## [Work instruction]
Copy out all of the data that follows, exactly as it appears.

## [Data section]
◆ ◆ ◆ ◆
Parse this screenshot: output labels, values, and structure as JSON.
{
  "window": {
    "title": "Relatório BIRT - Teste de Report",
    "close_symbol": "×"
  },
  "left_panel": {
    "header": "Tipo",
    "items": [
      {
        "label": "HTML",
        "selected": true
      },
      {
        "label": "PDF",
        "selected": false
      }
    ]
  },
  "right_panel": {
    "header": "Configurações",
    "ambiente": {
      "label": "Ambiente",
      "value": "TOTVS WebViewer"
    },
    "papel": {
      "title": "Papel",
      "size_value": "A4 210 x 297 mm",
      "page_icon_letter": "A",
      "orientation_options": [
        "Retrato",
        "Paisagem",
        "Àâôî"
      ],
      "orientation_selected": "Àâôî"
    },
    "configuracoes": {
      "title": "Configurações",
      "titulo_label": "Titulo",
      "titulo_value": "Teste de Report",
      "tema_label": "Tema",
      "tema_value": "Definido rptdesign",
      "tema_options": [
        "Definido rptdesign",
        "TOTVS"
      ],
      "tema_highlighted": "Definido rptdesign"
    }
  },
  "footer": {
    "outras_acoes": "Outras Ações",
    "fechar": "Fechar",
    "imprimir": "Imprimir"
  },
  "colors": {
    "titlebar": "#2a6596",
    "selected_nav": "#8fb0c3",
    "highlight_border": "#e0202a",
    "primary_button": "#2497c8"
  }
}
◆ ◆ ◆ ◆
## [Answer to the exercise]
Parse this screenshot: output labels, values, and structure as JSON.
{
  "window": {
    "title": "Relatório BIRT - Teste de Report",
    "close_symbol": "×"
  },
  "left_panel": {
    "header": "Tipo",
    "items": [
      {
        "label": "HTML",
        "selected": true
      },
      {
        "label": "PDF",
        "selected": false
      }
    ]
  },
  "right_panel": {
    "header": "Configurações",
    "ambiente": {
      "label": "Ambiente",
      "value": "TOTVS WebViewer"
    },
    "papel": {
      "title": "Papel",
      "size_value": "A4 210 x 297 mm",
      "page_icon_letter": "A",
      "orientation_options": [
        "Retrato",
        "Paisagem",
        "Àâôî"
      ],
      "orientation_selected": "Àâôî"
    },
    "configuracoes": {
      "title": "Configurações",
      "titulo_label": "Titulo",
      "titulo_value": "Teste de Report",
      "tema_label": "Tema",
      "tema_value": "Definido rptdesign",
      "tema_options": [
        "Definido rptdesign",
        "TOTVS"
      ],
      "tema_highlighted": "Definido rptdesign"
    }
  },
  "footer": {
    "outras_acoes": "Outras Ações",
    "fechar": "Fechar",
    "imprimir": "Imprimir"
  },
  "colors": {
    "titlebar": "#2a6596",
    "selected_nav": "#8fb0c3",
    "highlight_border": "#e0202a",
    "primary_button": "#2497c8"
  }
}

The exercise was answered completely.